When it comes to running – or even walking—barefoot is never better. 

Lately, you may have seen different tv shows or even public figures wearing a pair of the “five fingers” style barefoot shoes or seen advertisements for barefoot-like shoes from big brands. While the “free” or “bare” shoe has a clear cult-ish following, as a doctor, I do not recommend it. 

Here’s the thing: we want to believe that we are part of raw nature, and are wild and untamed. We are not.

There is no doubt that our common ancestors ran and walked barefoot on the open savannahs of Africa. There are even indigenous populations, including traditional cultures of South America, which still run and walk barefoot.

That still doesn’t mean that I recommend it.

If you’re feeling one with nature, by all means, go on a weekend excursion to Sequoia National Park or Mount Baldy, but don’t start running around barefoot, please. All contemporary research suggests that our feet fare better when they are protected by supportive footwear. Especially when we run.
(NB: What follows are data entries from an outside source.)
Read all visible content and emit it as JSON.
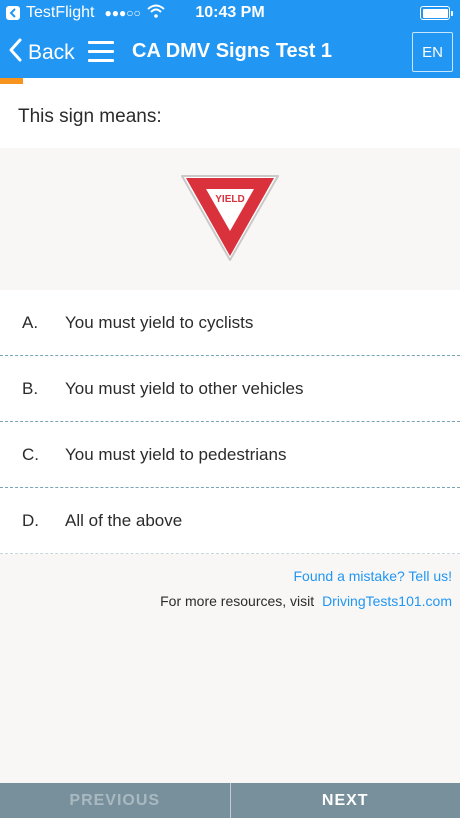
{
  "status_bar": {
    "carrier": "TestFlight",
    "signal": "●●●○○",
    "time": "10:43 PM"
  },
  "nav": {
    "back_label": "Back",
    "title": "CA DMV Signs Test 1",
    "language": "EN"
  },
  "progress": {
    "fraction": 0.05
  },
  "question": {
    "prompt": "This sign means:",
    "sign_text": "YIELD"
  },
  "answers": [
    {
      "letter": "A.",
      "text": "You must yield to cyclists"
    },
    {
      "letter": "B.",
      "text": "You must yield to other vehicles"
    },
    {
      "letter": "C.",
      "text": "You must yield to pedestrians"
    },
    {
      "letter": "D.",
      "text": "All of the above"
    }
  ],
  "footer_links": {
    "report": "Found a mistake? Tell us!",
    "resources_prefix": "For more resources, visit",
    "site": "DrivingTests101.com"
  },
  "bottom_nav": {
    "previous": "PREVIOUS",
    "next": "NEXT"
  },
  "colors": {
    "header": "#2196f3",
    "progress": "#f7941d",
    "bottom_bar": "#78909c",
    "sign_red": "#d9323c"
  }
}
A study conducted by Sarah Ride, a professor of exercise science at Brigham Young University in Provo, UT was published in the journal, Medicine & Science in Sports & Exercise (http://1.usa.gov/1syKo4U).  This study demonstrates bone injuries to the test-group of runners who began logging miles in the barefoot-type shoe.